Scan the data beneath this task and copy each line that includes "JSON".

(App and web page records)
# # # # #

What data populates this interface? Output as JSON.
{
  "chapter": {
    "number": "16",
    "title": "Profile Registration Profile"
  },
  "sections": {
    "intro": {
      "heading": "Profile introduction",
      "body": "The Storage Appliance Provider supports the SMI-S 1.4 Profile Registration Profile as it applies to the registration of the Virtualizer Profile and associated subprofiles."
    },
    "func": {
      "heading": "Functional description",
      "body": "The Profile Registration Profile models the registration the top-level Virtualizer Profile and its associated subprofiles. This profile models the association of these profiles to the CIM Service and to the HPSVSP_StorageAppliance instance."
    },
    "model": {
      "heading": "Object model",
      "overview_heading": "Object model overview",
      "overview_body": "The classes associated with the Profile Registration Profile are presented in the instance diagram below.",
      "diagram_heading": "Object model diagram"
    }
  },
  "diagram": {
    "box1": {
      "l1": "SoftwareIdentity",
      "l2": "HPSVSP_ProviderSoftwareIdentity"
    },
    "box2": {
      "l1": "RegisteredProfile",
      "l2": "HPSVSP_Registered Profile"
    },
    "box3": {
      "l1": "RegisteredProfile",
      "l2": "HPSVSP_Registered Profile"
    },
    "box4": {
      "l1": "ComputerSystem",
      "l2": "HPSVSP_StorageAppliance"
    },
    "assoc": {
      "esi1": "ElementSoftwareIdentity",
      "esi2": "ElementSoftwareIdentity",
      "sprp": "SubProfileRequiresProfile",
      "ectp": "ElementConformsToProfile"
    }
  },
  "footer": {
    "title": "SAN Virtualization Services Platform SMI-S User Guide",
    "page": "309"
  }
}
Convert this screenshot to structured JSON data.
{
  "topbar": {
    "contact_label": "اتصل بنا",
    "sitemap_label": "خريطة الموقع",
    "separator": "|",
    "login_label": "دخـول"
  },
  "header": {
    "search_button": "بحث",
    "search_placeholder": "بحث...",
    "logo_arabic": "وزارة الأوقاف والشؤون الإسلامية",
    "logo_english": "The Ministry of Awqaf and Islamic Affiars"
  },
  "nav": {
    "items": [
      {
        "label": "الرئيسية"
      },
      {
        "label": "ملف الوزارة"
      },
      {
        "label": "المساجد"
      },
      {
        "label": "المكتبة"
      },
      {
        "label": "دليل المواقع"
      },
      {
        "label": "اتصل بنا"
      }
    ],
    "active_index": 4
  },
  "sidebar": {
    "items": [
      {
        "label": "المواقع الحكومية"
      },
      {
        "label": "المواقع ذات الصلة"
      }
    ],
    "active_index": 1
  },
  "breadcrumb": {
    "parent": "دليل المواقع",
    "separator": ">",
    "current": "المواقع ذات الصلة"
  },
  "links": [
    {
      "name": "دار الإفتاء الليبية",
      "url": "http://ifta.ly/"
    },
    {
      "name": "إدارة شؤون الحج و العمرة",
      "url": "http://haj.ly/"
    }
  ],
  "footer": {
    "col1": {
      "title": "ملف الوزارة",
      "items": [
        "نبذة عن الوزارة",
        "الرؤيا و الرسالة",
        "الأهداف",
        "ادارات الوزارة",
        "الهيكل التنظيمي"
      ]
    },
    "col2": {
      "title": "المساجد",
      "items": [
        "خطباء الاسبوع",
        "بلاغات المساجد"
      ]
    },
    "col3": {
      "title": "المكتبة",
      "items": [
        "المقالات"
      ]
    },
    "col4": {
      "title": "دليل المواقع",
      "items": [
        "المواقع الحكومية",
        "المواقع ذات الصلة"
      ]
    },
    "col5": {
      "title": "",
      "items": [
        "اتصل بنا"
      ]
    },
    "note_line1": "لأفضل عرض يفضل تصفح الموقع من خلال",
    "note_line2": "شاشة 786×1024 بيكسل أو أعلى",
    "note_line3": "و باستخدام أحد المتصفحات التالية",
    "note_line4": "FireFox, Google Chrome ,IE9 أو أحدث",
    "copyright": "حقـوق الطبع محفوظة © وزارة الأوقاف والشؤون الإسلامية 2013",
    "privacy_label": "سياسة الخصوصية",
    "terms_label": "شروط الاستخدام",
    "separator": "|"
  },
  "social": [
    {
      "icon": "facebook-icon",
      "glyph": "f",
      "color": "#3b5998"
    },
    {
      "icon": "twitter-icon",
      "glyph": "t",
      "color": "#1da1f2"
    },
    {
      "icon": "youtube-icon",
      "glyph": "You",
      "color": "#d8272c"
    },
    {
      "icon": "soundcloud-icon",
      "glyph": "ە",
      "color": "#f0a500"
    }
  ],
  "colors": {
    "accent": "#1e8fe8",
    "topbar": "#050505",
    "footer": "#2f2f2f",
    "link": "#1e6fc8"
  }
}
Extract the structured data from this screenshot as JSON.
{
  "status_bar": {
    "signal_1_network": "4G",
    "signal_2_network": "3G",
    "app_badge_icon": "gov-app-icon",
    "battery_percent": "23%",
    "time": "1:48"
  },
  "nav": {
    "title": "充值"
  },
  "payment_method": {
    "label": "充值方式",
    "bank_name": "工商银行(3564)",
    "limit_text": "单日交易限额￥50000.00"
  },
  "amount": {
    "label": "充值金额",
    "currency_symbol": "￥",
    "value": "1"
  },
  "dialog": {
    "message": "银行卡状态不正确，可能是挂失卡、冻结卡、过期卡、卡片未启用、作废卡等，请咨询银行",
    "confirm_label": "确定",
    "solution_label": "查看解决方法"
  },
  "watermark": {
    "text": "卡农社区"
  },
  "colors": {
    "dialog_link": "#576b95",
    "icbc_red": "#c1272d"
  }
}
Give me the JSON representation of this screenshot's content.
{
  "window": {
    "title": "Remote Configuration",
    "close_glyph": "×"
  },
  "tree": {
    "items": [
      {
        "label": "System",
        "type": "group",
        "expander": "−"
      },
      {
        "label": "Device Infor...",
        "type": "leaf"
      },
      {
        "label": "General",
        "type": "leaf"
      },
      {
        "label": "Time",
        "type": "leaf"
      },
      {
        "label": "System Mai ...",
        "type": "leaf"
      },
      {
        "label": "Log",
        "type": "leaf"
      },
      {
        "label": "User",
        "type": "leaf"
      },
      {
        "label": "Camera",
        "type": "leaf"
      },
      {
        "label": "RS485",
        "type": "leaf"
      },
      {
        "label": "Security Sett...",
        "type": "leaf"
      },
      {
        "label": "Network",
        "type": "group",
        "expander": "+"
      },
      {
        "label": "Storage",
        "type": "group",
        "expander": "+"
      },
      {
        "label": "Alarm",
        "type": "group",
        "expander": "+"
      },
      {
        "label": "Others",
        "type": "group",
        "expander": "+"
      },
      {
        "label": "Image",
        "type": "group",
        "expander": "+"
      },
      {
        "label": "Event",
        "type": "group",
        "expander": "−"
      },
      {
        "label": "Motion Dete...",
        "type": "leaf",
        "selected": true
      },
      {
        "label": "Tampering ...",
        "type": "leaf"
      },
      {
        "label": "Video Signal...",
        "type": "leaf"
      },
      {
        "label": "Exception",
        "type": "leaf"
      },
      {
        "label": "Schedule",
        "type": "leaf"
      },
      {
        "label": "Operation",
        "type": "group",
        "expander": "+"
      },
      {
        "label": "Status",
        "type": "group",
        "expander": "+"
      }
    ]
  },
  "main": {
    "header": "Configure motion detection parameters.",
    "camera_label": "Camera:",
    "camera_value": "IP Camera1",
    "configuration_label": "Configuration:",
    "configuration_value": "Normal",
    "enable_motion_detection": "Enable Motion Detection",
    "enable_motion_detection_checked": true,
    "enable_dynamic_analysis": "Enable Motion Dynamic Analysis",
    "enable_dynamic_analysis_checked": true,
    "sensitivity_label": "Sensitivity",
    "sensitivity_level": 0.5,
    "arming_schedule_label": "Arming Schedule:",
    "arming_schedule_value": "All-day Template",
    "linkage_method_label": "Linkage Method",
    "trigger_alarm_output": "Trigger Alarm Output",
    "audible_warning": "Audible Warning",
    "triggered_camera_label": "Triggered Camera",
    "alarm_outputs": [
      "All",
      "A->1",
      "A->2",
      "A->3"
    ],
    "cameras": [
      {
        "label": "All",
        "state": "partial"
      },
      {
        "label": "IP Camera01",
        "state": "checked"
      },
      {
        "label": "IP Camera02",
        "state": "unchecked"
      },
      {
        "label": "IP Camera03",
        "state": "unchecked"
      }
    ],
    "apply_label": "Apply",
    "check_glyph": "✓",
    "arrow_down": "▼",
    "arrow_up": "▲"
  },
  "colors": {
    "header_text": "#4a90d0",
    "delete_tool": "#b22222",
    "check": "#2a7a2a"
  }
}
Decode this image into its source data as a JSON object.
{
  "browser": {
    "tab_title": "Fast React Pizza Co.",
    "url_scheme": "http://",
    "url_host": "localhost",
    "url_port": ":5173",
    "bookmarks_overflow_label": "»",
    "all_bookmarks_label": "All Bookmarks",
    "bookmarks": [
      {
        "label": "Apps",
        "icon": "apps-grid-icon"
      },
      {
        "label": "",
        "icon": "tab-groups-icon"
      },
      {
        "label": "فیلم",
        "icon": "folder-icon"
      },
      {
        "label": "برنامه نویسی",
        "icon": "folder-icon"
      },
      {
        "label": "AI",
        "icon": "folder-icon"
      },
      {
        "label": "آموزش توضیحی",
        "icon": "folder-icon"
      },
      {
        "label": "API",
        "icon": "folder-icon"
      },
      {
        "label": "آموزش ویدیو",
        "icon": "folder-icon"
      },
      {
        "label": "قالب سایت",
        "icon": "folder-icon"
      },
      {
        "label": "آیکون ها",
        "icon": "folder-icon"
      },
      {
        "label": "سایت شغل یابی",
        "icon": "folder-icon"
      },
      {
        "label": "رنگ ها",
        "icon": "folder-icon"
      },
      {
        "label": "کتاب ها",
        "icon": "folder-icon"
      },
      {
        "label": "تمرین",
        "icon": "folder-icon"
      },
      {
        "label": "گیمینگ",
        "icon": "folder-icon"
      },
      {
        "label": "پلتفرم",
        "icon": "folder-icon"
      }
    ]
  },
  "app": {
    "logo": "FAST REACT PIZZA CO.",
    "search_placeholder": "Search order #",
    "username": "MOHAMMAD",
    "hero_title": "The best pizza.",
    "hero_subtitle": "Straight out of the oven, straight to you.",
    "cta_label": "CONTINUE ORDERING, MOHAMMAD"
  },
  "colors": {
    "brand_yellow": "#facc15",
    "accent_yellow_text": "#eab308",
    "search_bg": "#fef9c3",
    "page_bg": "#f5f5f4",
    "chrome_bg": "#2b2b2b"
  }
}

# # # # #

- Output of the exercise
What data populates this interface? Output as JSON.
Convert this screenshot to structured JSON data.
Extract the structured data from this screenshot as JSON.
Give me the JSON representation of this screenshot's content.
Decode this image into its source data as a JSON object.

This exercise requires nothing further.